Adenoviruses may develop symptoms related to eye, bladder, and GI problems.

Treatment of Adenovirus Infection

The treatment of Adenovirus infection in most of the cases does not require antibiotics or other medications. The patients can get rid of the virus infection over few days. The efforts are made for keeping the patient comfortable during the time the infection lasts.

                    There is no such virus-specific treatment therapy of adenovirus infections.

                    Most of the infections are mild in nature and require only symptomatic treatment.

                    The serious adenovirus illnesses are managed only by treating symptoms of the infection.

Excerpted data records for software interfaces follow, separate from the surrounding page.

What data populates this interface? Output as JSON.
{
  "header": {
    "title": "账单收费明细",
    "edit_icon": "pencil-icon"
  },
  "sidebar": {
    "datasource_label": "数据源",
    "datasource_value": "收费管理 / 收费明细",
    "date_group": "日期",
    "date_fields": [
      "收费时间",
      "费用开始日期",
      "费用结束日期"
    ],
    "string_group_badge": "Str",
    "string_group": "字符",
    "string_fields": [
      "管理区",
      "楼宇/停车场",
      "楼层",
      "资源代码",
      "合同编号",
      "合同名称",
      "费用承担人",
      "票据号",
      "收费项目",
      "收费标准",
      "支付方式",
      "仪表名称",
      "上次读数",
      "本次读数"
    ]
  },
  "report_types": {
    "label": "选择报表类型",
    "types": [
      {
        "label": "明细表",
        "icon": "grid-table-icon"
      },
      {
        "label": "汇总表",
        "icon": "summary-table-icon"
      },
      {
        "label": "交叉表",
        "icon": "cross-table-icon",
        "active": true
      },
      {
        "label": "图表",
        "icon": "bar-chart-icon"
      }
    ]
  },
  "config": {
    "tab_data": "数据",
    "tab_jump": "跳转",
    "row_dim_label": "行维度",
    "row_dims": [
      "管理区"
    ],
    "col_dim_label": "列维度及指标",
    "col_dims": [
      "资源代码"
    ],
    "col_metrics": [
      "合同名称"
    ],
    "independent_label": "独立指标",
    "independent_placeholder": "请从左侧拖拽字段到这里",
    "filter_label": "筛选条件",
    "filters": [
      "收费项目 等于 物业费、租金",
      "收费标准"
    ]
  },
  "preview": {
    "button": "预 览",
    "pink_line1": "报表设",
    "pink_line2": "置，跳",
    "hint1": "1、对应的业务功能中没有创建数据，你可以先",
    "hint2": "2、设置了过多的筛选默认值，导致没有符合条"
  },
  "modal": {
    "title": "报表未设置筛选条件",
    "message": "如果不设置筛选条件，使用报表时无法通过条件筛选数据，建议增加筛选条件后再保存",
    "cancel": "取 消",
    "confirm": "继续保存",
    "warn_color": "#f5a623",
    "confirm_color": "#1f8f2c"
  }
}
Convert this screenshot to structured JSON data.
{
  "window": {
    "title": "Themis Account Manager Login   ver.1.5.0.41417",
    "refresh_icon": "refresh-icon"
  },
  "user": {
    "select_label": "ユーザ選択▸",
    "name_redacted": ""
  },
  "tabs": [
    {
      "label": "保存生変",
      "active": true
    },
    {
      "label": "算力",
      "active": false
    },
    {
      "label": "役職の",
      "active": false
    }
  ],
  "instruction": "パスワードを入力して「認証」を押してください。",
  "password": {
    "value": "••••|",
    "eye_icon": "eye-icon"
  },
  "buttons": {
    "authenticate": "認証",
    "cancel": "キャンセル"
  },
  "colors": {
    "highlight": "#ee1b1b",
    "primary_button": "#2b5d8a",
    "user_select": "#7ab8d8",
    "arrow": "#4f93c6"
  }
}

                    Treatment may include supportive care, taking proper rest, plenty of fluids.

                    Patients may be given drugs like acetaminophen for reducing fever. Aspirin should not be given to children.

                    For respiratory tract diseases, a cool-mist humidifier assists in loosening mucus and helps in breathing comfortably.

                    For children under the age of six months, a bulb syringe can be applied for clearing the nose.

                    Severe cases need intensive care and respiratory assistance such as mechanical breathing support.

                    Symptoms of conjunctivitis can be relieved by using warm compresses and a topical eye ointment drops.

 

Prevention

                    Maintaining the good hygiene goes a long way in preventing the spread of the infection

                    Effective infection-control practices is needed for preventing adenovirus-associated diseases

                    Maintaining adequate levels of chlorination in swimming pool prevents adenovirus conjunctivitis.